* Records shown *
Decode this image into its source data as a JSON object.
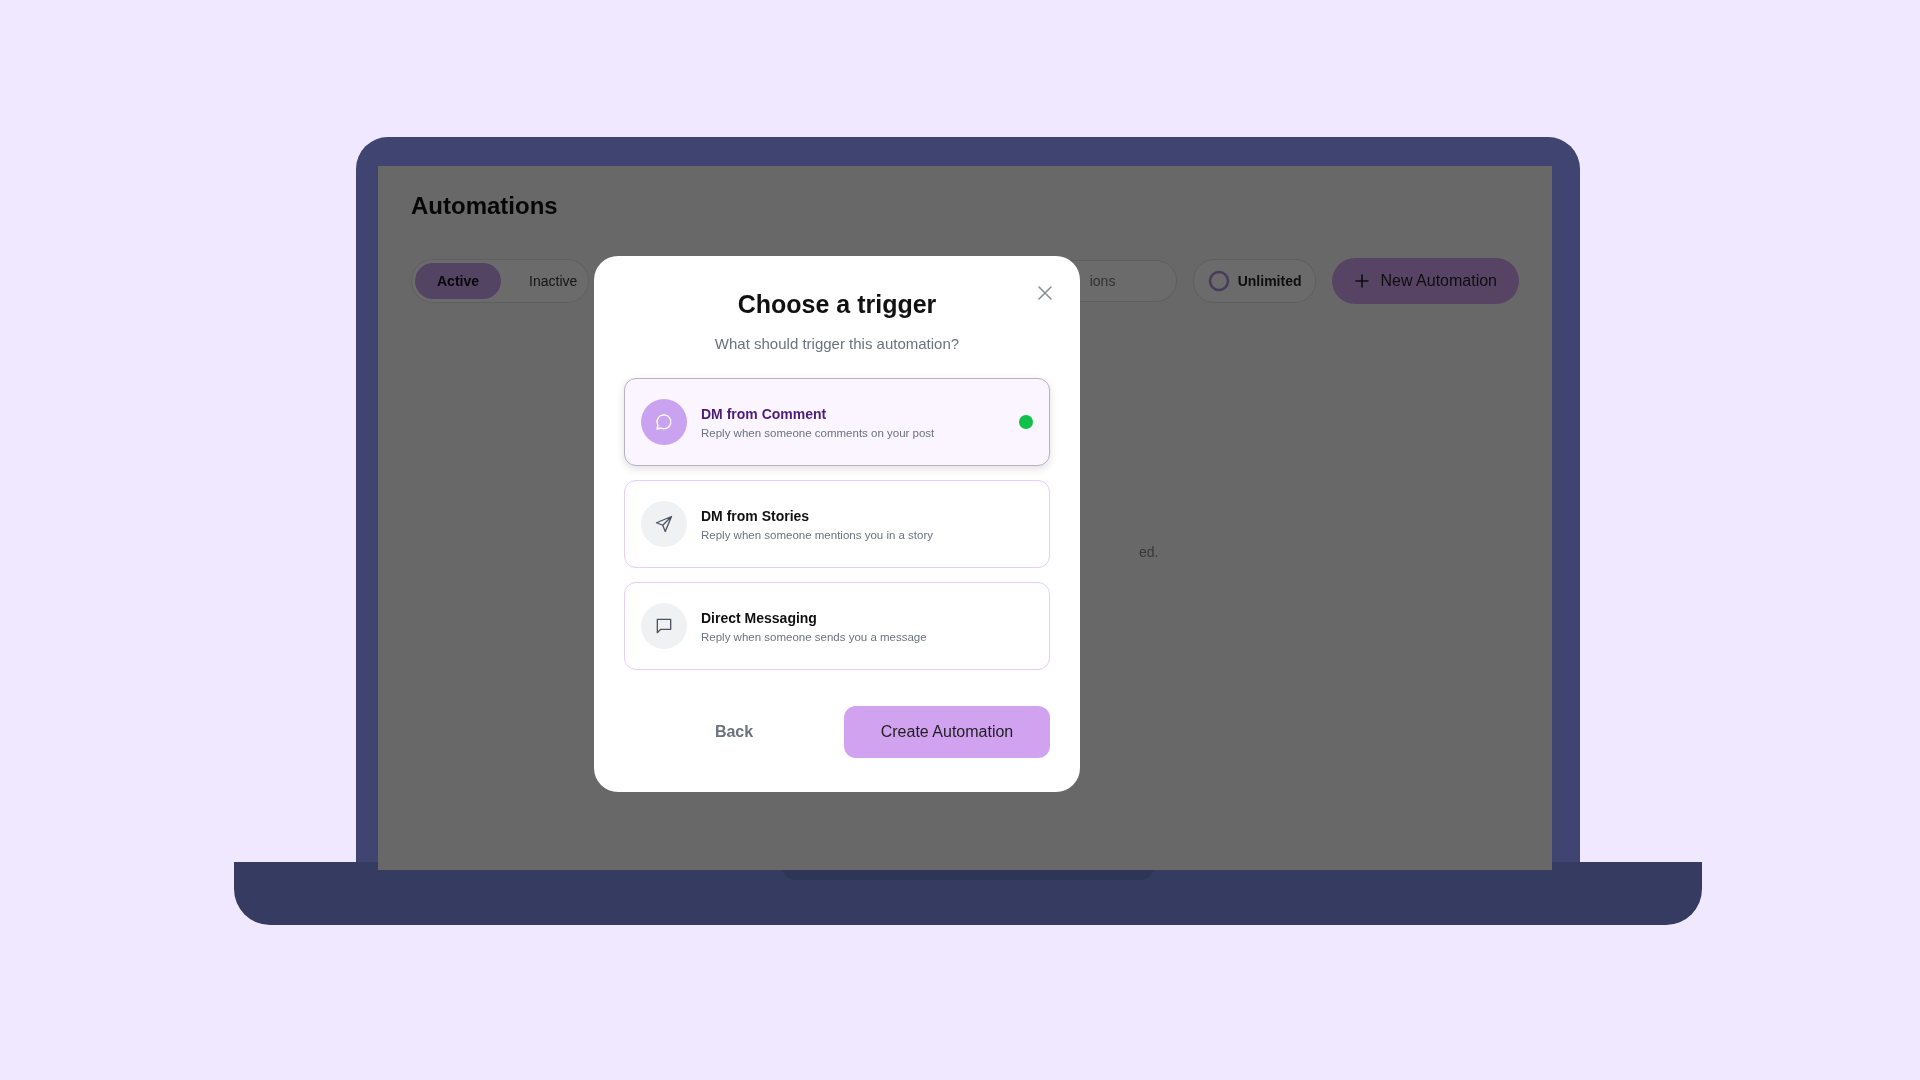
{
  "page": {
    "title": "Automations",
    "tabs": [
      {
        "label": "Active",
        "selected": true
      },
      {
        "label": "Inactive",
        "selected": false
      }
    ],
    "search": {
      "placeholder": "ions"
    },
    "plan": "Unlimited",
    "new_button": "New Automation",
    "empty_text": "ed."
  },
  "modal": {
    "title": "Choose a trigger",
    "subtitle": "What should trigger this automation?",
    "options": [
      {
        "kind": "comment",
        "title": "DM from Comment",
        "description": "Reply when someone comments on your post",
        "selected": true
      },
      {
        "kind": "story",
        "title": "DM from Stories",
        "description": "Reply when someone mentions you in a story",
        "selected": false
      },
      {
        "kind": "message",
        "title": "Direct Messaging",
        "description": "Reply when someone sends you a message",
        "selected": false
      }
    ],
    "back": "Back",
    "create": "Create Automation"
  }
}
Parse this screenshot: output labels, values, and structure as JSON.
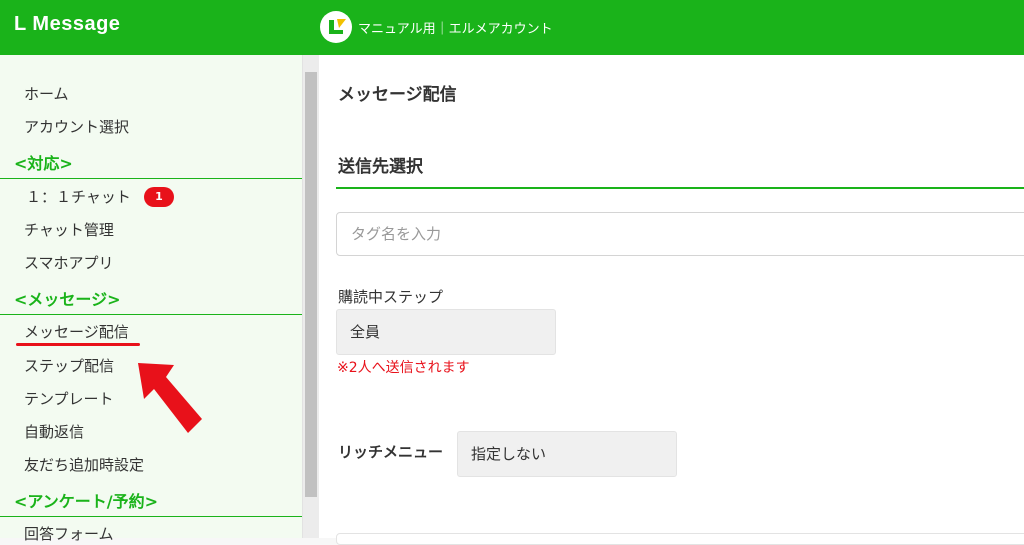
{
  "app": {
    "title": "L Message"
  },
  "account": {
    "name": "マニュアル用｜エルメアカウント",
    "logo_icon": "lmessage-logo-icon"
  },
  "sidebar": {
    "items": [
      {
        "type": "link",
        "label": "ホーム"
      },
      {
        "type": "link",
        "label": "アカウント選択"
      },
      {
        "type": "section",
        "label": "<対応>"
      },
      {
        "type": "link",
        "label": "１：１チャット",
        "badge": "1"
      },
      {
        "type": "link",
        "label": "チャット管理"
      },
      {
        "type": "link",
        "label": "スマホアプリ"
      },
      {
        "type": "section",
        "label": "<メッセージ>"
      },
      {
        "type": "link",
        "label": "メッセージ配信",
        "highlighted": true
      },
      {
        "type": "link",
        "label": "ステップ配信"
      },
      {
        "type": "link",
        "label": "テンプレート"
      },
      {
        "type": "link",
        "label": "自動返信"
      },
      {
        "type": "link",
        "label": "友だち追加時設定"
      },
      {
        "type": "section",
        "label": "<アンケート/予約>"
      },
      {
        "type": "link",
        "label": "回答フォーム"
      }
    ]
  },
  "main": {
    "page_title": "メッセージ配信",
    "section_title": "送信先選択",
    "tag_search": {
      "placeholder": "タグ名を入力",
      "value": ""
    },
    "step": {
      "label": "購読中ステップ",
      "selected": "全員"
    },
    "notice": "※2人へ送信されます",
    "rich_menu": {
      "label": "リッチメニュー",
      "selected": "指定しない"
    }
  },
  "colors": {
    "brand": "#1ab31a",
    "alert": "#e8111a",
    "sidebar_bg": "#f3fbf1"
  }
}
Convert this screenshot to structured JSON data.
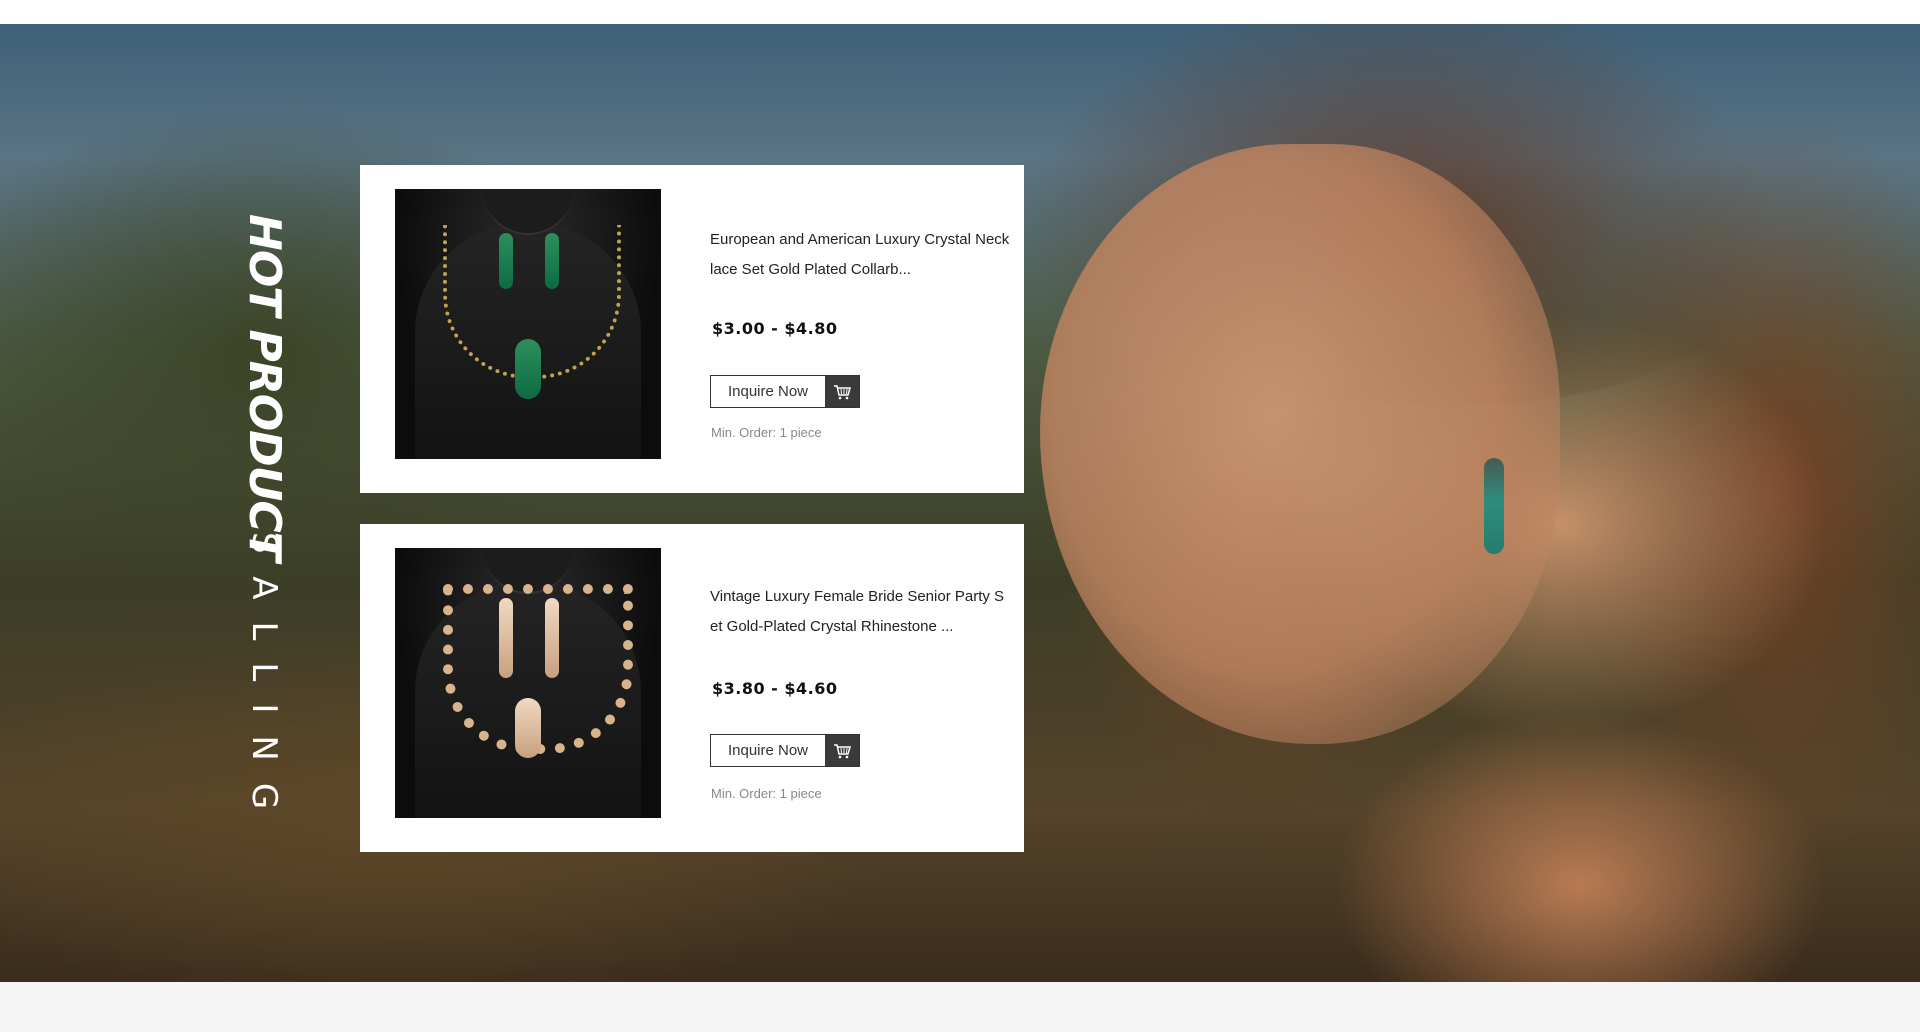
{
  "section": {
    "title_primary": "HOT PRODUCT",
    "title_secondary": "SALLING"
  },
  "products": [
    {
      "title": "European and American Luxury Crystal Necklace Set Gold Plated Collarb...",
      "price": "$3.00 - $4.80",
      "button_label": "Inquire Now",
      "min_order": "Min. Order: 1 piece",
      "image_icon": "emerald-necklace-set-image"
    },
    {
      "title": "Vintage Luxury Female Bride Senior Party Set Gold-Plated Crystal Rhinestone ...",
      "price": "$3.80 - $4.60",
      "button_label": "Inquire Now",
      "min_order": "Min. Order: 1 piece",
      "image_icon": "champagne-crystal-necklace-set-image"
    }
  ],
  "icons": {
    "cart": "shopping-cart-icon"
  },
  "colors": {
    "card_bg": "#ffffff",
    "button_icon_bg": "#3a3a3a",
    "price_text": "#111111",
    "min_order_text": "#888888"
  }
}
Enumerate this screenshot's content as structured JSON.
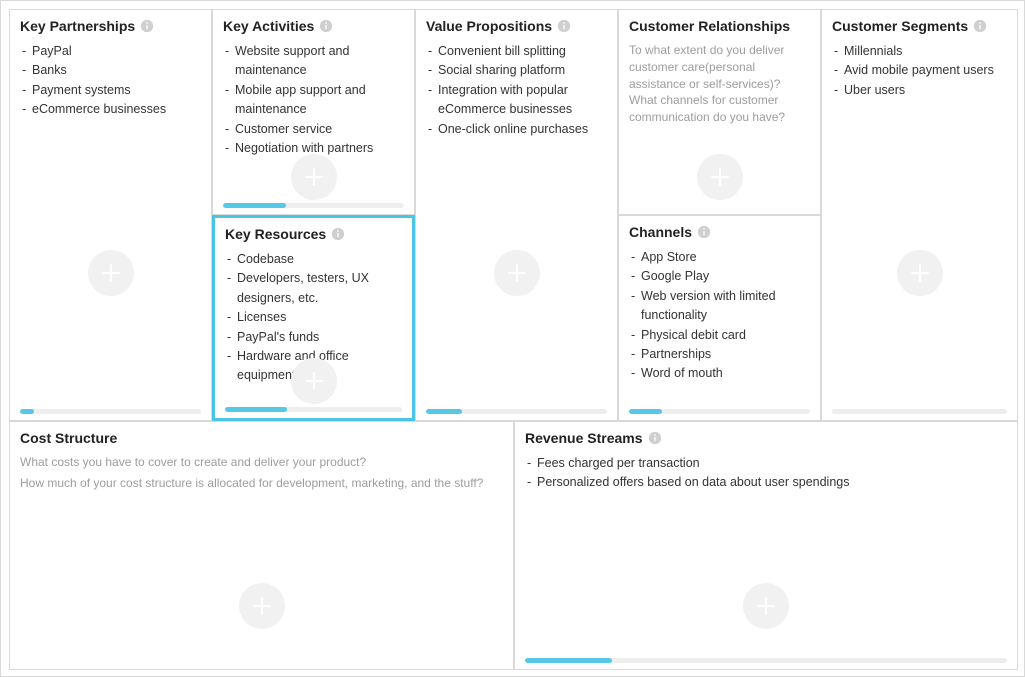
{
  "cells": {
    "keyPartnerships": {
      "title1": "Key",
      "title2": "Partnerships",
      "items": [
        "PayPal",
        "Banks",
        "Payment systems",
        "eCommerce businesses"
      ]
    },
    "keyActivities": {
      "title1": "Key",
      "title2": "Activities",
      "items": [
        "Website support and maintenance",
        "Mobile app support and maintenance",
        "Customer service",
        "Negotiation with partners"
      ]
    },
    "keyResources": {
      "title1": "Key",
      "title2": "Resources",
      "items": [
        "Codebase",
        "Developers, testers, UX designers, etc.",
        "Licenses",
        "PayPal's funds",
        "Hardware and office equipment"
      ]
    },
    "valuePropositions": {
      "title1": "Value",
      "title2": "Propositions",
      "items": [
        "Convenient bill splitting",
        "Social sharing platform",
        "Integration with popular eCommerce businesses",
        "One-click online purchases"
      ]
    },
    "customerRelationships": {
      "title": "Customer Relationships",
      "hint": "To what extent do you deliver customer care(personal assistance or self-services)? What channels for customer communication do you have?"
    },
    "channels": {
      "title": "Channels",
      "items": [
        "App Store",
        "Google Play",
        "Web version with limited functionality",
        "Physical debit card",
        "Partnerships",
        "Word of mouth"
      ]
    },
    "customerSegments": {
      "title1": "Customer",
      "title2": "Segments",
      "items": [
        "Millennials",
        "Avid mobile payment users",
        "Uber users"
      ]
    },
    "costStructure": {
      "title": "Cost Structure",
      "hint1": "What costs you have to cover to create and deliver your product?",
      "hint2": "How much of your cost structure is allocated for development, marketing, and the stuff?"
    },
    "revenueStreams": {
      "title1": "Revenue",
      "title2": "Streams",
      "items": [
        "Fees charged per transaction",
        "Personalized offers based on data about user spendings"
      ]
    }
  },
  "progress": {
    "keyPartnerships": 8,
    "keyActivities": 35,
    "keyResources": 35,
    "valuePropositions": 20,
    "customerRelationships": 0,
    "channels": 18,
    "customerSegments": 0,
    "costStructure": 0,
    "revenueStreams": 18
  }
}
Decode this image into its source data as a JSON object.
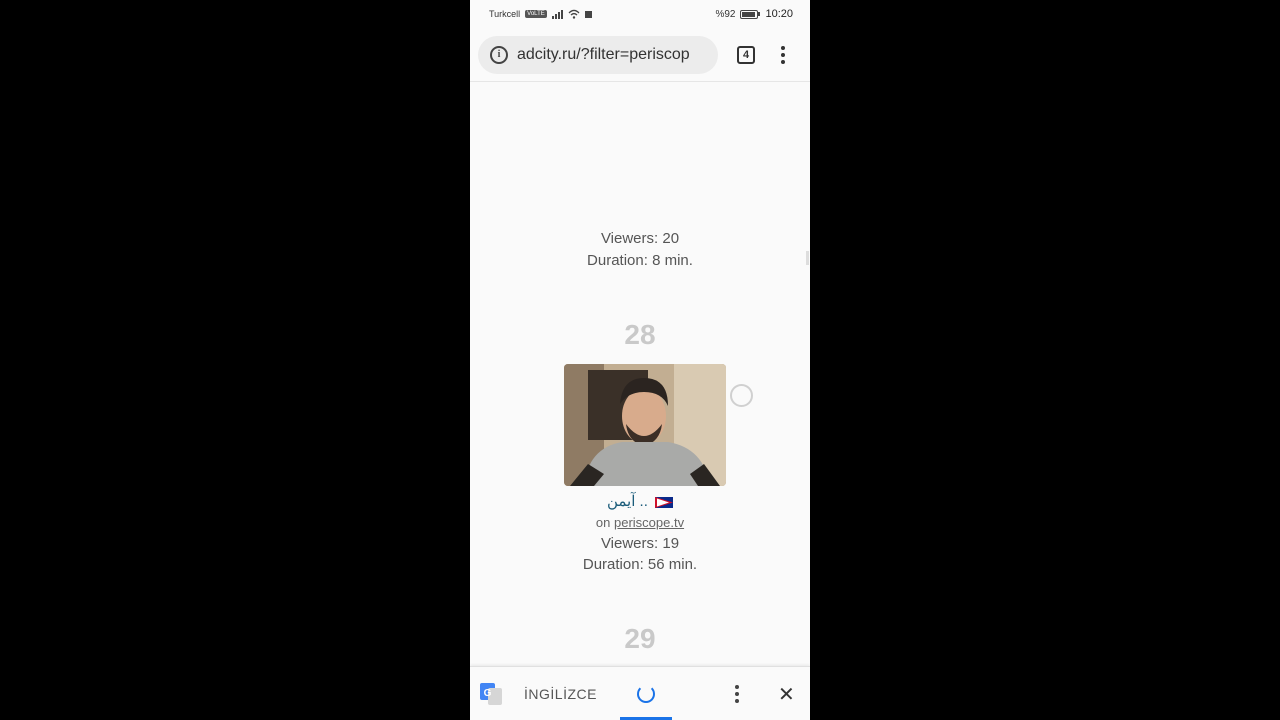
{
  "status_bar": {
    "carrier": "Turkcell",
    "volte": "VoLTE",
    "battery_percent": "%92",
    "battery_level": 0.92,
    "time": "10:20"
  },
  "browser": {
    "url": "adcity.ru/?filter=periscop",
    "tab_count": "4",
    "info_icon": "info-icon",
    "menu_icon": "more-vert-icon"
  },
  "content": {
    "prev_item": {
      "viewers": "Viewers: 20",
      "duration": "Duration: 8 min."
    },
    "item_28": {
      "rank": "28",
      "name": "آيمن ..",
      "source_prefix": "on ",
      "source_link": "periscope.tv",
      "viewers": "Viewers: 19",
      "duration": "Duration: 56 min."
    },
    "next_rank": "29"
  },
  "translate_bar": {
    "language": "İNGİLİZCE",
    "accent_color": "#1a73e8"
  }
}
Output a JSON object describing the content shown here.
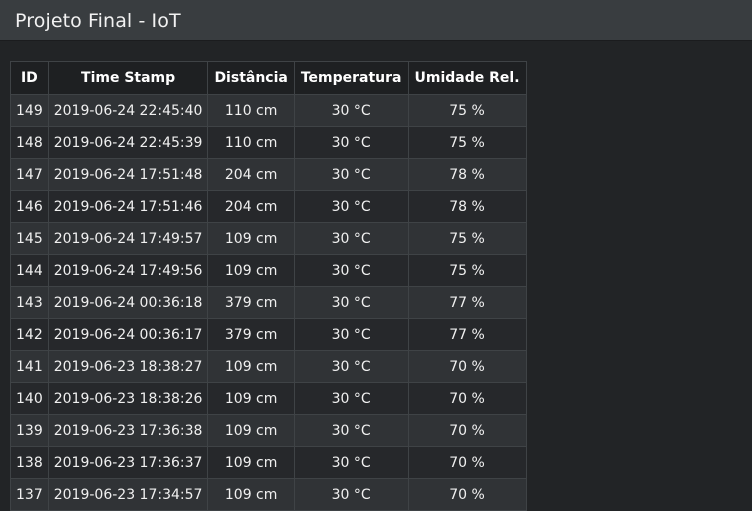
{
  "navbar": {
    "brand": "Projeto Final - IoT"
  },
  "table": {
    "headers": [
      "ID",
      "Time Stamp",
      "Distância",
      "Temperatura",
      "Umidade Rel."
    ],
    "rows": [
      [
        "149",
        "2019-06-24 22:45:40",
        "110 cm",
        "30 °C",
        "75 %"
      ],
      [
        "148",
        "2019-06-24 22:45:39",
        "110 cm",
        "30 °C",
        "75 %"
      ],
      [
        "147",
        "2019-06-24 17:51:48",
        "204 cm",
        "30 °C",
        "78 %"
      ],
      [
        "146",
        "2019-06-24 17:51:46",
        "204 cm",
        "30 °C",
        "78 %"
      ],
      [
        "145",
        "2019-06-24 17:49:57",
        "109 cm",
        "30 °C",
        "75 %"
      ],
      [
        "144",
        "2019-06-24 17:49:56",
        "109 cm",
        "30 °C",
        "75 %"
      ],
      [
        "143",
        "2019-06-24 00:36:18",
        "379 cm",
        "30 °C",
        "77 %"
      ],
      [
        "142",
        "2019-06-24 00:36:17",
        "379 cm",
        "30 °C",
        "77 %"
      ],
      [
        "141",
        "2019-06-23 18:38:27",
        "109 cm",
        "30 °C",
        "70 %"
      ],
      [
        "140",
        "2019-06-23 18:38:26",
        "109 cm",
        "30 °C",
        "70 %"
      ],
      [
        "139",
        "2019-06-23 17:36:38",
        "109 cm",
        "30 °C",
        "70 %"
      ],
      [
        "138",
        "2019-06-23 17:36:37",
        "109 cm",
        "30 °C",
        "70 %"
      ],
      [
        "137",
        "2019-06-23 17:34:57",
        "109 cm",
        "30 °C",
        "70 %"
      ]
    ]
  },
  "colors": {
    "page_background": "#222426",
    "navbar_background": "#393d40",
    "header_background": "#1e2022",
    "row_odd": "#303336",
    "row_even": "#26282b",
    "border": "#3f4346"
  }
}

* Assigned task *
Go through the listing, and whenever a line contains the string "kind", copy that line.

* Problem solution *
        "kind": "comment",
        "kind": "story",
        "kind": "message",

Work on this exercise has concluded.